"You know, Ozma's birthday is next month, and I've been wondering what I can give here as a birthday present. She's so good to us all that we certainly ought to remember her birthday."
"That's true," agreed Trot. "I've been wondering, too, what I could give Ozma. It's pretty hard to decide, 'cause she's got already all she wants, and as she's a fairy and knows a lot about magic, she could satisfy any wish."
"I know," returned Dorothy, "but that isn't the point. It isn't that Ozma NEEDS anything, but that it will please her to know we've remembered her birthday. But what shall we give her?"
Trot shook her head in despair.
"I've tried to think and I can't," she declared.
"It's the same way with me," said Dorothy.
"I know one thing that 'ud please her," remarked Cap'n Bill, turning his round face with its fringe of whiskers toward the two girls and staring at them with his big, light-blue eyes wide open.
"What is it, Cap'n Bill?"
"It's an Enchanted Flower," said he. "It's a pretty plant that stands in a golden flower-pot an' grows all sorts o' flowers, one after another. One minute a fine rose buds an' blooms, an' then a tulip, an' next a chrys—chrys—"
"—anthemum," said Dorothy, helping him.
"That's it; and next a dahlia, an' then a daffydil, an' on all through the range o' posies. Jus' as soon as one fades away, another comes, of a different sort, an' the perfume from 'em is mighty snifty, an' they keeps bloomin' night and day, year in an' year out."
"That's wonderful!" exclaimed Dorothy. "I think Ozma would like it."
"But where is the Magic Flower, and how can we get it?" asked Trot.

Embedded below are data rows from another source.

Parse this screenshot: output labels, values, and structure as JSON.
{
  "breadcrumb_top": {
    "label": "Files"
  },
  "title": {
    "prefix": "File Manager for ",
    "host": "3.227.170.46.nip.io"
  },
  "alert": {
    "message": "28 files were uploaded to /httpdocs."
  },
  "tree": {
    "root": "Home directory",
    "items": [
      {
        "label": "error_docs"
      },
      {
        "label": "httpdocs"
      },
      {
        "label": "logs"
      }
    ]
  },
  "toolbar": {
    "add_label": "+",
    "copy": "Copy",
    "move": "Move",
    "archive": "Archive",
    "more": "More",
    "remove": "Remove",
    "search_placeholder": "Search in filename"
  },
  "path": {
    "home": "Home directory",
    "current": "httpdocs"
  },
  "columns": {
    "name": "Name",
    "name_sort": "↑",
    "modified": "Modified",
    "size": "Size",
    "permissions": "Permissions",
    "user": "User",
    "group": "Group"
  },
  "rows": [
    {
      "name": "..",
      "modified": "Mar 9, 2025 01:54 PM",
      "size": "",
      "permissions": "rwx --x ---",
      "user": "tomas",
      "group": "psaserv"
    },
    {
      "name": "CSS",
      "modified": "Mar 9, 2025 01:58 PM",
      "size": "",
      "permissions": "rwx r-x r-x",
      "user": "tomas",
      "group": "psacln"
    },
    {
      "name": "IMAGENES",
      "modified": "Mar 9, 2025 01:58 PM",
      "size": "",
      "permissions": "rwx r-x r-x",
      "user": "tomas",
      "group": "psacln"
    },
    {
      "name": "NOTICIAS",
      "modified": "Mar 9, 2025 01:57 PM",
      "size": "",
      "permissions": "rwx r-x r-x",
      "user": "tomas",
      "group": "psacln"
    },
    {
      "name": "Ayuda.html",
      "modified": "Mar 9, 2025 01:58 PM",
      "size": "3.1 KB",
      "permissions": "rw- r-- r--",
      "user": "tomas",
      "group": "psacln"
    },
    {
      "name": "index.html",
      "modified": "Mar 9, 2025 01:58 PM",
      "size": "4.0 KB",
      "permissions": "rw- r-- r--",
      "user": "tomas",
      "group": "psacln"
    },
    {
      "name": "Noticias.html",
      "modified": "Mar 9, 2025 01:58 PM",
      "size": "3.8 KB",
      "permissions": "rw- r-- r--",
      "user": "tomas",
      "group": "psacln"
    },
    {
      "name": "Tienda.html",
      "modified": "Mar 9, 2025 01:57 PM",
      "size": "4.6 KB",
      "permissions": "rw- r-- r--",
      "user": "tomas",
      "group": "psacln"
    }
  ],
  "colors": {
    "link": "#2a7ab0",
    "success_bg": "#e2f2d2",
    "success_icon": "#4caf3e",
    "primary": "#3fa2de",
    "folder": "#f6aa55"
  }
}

"Dun'no, zac'ly," slowly replied Cap'n Bill. "The Glass Cat tol' me about it only yesterday, an' said it was in some lonely place up at the nor'east o' here. The Glass Cat goes travelin' all around Oz, you know, an' the little critter sees a lot o' things no one else does."

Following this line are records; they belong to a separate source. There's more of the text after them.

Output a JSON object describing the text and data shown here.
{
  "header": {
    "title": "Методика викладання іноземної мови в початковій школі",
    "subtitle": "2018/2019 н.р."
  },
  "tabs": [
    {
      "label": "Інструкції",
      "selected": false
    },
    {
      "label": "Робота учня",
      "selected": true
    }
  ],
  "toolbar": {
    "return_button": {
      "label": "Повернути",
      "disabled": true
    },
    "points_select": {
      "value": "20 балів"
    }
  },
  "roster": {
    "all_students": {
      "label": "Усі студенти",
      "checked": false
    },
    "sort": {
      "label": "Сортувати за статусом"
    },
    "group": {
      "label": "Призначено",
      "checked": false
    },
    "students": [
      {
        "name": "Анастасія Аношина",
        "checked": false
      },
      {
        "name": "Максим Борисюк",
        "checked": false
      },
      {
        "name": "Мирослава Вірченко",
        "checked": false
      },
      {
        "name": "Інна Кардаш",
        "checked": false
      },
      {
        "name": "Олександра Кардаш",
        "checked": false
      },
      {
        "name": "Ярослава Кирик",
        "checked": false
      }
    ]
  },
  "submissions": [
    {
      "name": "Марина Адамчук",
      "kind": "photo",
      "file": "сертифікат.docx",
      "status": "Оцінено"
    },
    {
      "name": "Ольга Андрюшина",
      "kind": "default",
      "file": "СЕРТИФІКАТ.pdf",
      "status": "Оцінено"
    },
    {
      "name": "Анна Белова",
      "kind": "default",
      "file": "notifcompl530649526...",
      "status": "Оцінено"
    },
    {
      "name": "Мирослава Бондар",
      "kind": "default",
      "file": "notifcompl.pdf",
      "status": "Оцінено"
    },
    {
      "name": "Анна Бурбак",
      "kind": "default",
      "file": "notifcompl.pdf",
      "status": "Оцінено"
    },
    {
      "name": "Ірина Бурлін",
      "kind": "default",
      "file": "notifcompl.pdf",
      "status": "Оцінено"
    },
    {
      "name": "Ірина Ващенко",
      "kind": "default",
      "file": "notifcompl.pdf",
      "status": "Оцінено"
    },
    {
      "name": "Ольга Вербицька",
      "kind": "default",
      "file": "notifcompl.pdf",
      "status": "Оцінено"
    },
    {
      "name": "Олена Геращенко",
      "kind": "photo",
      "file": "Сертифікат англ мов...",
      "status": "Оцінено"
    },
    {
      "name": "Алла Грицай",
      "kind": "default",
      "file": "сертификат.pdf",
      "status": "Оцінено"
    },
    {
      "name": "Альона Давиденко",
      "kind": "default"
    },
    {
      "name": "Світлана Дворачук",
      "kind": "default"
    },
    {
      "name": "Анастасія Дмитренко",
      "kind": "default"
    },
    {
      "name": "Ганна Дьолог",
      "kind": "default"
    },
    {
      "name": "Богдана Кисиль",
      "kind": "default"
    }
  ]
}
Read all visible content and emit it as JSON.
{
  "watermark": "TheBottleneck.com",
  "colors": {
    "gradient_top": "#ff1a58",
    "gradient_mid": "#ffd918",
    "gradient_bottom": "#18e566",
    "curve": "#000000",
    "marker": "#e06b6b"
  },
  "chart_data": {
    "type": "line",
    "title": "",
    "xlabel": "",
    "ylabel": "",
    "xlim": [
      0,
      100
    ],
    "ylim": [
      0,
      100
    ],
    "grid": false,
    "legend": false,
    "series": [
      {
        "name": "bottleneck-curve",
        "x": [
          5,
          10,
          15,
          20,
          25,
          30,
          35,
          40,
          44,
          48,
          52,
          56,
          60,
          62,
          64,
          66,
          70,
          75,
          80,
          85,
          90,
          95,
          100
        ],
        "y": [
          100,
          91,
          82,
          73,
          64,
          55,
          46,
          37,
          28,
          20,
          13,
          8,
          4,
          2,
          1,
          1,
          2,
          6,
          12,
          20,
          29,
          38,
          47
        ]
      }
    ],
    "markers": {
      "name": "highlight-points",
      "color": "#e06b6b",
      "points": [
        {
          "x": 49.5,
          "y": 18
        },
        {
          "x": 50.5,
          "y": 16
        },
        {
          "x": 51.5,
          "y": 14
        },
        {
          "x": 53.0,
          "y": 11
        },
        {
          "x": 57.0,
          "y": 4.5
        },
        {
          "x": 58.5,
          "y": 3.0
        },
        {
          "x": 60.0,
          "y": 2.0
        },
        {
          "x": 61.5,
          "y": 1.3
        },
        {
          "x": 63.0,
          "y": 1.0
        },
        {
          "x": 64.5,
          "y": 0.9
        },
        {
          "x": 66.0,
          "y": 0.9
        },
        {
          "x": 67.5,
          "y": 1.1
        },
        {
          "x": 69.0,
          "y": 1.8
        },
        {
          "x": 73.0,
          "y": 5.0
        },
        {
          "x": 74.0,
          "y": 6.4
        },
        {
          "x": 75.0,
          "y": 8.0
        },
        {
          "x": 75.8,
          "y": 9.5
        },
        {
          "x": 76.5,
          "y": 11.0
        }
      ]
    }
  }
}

"That's true," said Dorothy, thoughtfully. "Northeast of here must be in the Munchkin Country, and perhaps a good way off, so let's ask the Glass Cat to tell us how to get to the Magic Flower."
So the two girls, with Cap'n Bill stumping along on his wooden leg after them, went out into the garden, and after some time spent in searching, they found the Glass Cat curled up in the sunshine beside a bush, fast sleep.
The Glass Cat is one of the most curious creatures in all Oz. It was made by a famous magician named Dr. Pipt before Ozma had forbidden her subjects to work magic. Dr. Pipt had made the Glass Cat to catch mice, but the Cat refused to catch mice and was considered more curious than useful.
This astonished cat was made all of glass and was so clear and transparent that you could see through it as easily as through a window. In the top of its head, however, was a mass of delicate pink balls which looked like jewels but were intended for brains. It had a heart made of blood-red ruby. The eyes were two large emeralds. But, aside from these colors, all the rest of the animal was of clear glass, and it had a spun-glass tail that was really beautiful.
"Here, wake up," said Cap'n Bill. "We want to talk to you."
Slowly the Glass Cat got upon its feed, yawned and then looked at the three who stood before it.
"How dare you disturb me?" it asked in a peevish voice. "You ought to be ashamed of yourselves."
"Never mind that," returned the Sailor. "Do you remember tellin' me yesterday 'bout a Magic Flower in a Gold Pot?"
"Do you think I'm a fool? Look at my brains—you can see 'em work. Of course I remember!" said the cat.
"Well, where can we find it?"
"You can't. It's none of your business, anyhow. Go away and let me sleep," advised the Glass Cat.
"Now, see here," said Dorothy; "we want the Magic Flower to give to Ozma on her birthday. You'd be glad to please Ozma, wouldn't you?"
"I'm not sure," replied the creature. "Why should I want to please anybody?"
"You've got a heart, 'cause I can see it inside of you," said Trot.